By Katherine Ramirez
San Bernardino residents Fabiola Delgado, 54, and husband Leo Delgado, 57, have worked with bees for over 20 years. They are the owners of Faby's Bees, a production of pure natural honey, certified organic from honeybees that repopulate themselves.
The decision to begin a business came after Mr.Delgado suffered an injury at his last job. Consequently, Mrs. Delgado picked up a night shift as a Certified Nursing Assistant at the Community Hospital of San Bernardino, but her salary alone could not make ends meet.
However, the true issue for the Delgados was not money, but the rapid rate at which honeybees were disappearing.
"The well-being of human beings depends on the well-being of honeybees," Mrs. Delgado said. "Honeybees have been disappearing or dying at an alarming rapid rate. In the past, this has been referred to as the Colony Collapse Disorder, and if they are not taken care of, the production of fruits and vegetables could be cut up to 30 percent," she added.
These pollinators are important to agriculture, because they pollinate many of our foods such as almonds, blueberries, cherries and cucumbers.
So what is causing these buzzing insects to die? There are a variety of proposed factors that contribute to the fall of these pollinators, from pesticides to parasites. Pesticides, like neonicotinoids, harm the nervous system of the honey bees.
"It causes the honeybees to have navigation problems, flying problems, causing them to lose direction," Mrs. Delgado said.
Parasites, like the Varroa Mites, seem to have the greatest impact on the decline of honeybees. The mites attack the bees from the moment they become larvae, leading to their eventual death.
A shortage of flowers also contribute to the decline. They require heavily forested spaces, with flowers, to be able to eat and collect pollen for their own hives. However, with the demands of certain products like corn and soybeans, farmers have replaced many open fields with crops.
"If honeybees are not eating natural nectar and are ingesting pesticides instead, they will only continue to die," Mrs. Delgado said.
Aside from these factors, the Delgados have been confronting another huge issue: vandalism. Just recently, their local bee farm at the Rancho Verde Golf Club in Rialto was vandalized over night. The accused are a group of mischievous kids who destroyed the hives that the Delgados work diligently to protect.
"We are sad that anyone would harm our bees. We work hard to repopulate them for the benefit of the world. We are also sad that they are dying and no one pays attention to the issue," Mrs. Delgado said.
According to the Associated Press, bees have been classified as an endangered species for the first time in the United States.

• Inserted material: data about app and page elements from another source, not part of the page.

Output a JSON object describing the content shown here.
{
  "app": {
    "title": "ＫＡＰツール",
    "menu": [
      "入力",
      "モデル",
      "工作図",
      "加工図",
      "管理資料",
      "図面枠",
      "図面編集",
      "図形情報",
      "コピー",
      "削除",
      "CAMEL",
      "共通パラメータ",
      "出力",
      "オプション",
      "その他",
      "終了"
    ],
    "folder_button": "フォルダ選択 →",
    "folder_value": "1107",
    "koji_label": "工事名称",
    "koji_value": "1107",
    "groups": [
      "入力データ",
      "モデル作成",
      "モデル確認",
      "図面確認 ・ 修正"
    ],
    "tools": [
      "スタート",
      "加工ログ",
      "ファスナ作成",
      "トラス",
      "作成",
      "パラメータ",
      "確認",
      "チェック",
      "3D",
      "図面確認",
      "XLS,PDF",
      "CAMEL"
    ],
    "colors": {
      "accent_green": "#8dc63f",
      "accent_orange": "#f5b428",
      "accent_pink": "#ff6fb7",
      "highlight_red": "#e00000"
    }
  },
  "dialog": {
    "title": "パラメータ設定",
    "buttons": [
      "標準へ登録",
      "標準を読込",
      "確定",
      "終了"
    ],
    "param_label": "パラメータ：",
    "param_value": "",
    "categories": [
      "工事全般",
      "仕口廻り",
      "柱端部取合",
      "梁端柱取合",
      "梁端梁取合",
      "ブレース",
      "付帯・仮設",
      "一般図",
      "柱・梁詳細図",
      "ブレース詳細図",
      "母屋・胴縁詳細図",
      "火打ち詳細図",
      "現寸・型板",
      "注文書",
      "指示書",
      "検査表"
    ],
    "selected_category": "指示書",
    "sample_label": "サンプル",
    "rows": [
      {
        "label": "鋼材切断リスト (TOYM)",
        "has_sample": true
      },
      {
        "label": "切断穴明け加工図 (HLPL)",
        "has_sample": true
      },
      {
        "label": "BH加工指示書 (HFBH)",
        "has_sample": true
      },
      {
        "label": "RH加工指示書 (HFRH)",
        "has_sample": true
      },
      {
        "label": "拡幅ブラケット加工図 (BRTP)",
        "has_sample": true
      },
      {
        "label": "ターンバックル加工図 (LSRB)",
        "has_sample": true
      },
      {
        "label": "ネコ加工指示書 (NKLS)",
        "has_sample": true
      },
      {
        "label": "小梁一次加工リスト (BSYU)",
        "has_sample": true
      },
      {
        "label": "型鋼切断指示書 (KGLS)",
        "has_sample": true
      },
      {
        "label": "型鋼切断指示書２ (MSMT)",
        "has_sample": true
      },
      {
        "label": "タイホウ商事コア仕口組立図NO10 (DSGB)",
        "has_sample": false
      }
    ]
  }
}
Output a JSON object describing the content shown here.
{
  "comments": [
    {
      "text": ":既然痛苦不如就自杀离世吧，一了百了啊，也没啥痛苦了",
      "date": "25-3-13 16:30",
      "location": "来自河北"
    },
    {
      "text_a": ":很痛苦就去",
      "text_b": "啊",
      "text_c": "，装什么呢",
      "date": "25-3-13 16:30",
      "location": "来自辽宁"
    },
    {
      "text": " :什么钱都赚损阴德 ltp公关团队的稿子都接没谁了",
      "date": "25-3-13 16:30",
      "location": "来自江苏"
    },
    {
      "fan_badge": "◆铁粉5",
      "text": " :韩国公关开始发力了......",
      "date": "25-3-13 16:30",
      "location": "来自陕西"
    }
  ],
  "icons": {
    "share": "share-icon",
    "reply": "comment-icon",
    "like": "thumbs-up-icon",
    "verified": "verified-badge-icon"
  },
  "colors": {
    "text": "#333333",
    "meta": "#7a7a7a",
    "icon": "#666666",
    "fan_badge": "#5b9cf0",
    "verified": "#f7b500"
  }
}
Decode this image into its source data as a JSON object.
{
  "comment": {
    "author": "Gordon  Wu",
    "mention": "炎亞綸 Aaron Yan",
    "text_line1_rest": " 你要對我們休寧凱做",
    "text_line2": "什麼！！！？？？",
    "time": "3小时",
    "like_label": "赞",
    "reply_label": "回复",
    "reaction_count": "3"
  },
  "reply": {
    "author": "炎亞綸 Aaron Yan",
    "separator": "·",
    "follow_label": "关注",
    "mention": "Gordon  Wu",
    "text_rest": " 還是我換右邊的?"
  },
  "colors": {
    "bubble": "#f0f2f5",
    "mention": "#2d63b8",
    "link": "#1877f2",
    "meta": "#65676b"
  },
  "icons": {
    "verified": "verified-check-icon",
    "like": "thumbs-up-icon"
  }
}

"Federal authorities on Friday have added seven yellow-faced bees, Hawaii's only native bees, for protection under the Endangered Species Act," said Caleb Jones, Associated Press.
This was decided after many years of research done by state government officials, independent researchers and the conservation group, Xerces Society. Their goal is to protect nature's pollinators, which play a big role in the condition of the ecosystem.
Mrs. Delgado and her husband have four locations of honey farms in San Bernardino and Riverside county. They will continue to repopulate bees as long as they can, and are more than willing to educate the community on the importance of these pollinating insects.
If you see a hive being built near your house, do not knock it down or kill the honeybees. Call a professional to remove it, so that the hive can be safely taken to a bee farm.